The martlet, or heraldic swallow, is a bird perceived as swift and elegant and is a device for someone prompt and ready in the dispatch of his business. It may also represent one who has to subsist on the wings of his virtue and merit alone. The martlet signifies nobility acquired through bravery, prowess or intelligence. On English arms it was a mark of cadency signifying the fourth son, for whom there was little doubt that there would be no land left for him to inherit. Interestingly, this heraldic symbol was a perpetuation of the popular belief that the swallow has no feet. This is supported by the fact that one never does see swallow standing, but regardless, the martlet is consistently drawn without feet. If the feet are drawn the symbol becomes a swallow, which is less common than the martlet. The swallow is a vanguard of spring and represents a bearer of good news.
5th son - Annulet
The annulet is a plain ring. As a closed circle, it is symbolic of continuity and wholeness. The Romans are said to have worn a ring as a sign of knighthood and rings are still used at some coronations and in the institution of knighthood. The annulet may have been borne to indicate that the bearer had the superior qualities of a knight. In some circles an annulet represented riches.
6th son - Fleur de lis
The fleur-de-lis is a very ancient and widely used symbol. It is found in East Indian, Egyptian and Etruscan decorations, as well as Roman and Gothic architecture. It may originally have been intended to represent a lily or white iris, or an arrow or spearhead. In Christian symbolism, the fleur-de-lis is used as a symbol of the Holy Trinity and as an ensign of the Virgin Mary. In heraldry, it is also said to signify faith, wisdom, and valor. Fleurs-de-lis are now most commonly associated with France. In ancient times they may have signified a connection with that country through war, marriage or property rights.
7th son - Rose
The rose is a symbol of hope and joy; it is first among flowers and expresses beauty and grace. With a red blossom, it is a symbol of martyrdom. The white rose expresses love and faith and in Christian symbolism, it signifies purity. The yellow rose is a symbol of absolute achievement. The conventional form of a heraldic rose has five displayed petals that mimic the look of a wild rose on a hedgerow. The famous Wars of Roses, between the red rose of the house of Lancaster and the white rose of the house of York, ended after the succession of the Tudors to the throne. After this the heraldic rose developed a double row of petals which was obviously in effort to combine the rival emblems, although the element of increasing familiarity with the cultivated rose was also present. During the reign of the Tudors there was a more naturalistic trend in heraldry, and stems and leaves were added to the rose. Nevertheless, heraldry has accomplished what horticulture could not, and roses will be found tinted blue, black and green, in addition to more natural colours.

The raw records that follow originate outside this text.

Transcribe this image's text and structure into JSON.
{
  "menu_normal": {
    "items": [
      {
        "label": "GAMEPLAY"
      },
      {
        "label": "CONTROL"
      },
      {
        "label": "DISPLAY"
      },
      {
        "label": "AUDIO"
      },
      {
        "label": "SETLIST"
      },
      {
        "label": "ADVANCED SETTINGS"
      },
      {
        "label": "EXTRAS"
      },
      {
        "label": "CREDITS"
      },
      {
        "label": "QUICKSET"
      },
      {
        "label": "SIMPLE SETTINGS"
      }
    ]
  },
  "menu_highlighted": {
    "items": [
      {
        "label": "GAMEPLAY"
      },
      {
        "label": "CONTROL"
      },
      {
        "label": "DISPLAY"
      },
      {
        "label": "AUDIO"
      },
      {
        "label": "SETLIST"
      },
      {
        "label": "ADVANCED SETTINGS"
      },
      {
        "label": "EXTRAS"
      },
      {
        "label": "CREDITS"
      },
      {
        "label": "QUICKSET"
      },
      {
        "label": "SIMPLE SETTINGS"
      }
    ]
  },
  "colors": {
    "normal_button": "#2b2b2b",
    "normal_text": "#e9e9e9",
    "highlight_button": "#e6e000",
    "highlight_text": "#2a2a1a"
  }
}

8th son - Cross Moline
The cross moline is a simple cross with the ends of the arms split and curved away from each other to either side. If they curve so much that they actually curl under the cross is often described as a cross anchory. A cross moline with rectangular split ends is also known as the "miller's cross" or "cross miller," which is supposed to represent a millrind.

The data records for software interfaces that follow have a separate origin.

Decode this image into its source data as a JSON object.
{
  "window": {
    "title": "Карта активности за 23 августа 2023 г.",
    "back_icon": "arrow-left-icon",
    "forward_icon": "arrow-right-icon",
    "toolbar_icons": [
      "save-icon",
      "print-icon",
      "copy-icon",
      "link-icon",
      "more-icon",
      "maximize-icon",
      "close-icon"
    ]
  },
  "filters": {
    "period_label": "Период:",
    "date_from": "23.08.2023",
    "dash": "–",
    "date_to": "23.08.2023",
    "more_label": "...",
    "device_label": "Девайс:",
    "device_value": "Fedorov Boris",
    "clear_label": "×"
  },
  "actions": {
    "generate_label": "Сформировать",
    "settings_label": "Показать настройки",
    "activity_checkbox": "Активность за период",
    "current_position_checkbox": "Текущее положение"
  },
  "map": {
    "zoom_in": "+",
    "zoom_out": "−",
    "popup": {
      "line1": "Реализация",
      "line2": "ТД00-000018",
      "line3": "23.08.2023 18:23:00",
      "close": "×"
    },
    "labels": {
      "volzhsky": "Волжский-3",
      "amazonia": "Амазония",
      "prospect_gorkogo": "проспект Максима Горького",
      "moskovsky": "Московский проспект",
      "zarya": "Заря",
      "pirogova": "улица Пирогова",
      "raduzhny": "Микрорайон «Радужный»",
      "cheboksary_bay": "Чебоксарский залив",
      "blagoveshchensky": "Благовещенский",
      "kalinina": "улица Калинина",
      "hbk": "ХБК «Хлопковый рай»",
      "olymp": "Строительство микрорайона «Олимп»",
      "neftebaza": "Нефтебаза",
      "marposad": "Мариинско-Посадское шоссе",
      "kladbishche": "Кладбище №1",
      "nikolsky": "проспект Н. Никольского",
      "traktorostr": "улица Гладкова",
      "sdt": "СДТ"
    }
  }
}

9th son - Double Quatrefoil
Quatrefoils are not the same as shamrocks, though they do have four leaves; the leaves of a quatrefoil are more circular and they appear without the stem of a trefoil, except for very rarely. Architects placed this symbol on churches to signify that the gospel, the harbinger of peace and immortality, was preached there. In British rules of inheritance, the double quatrefoil signified the ninth son.
- ^ Swyrich, Archive materials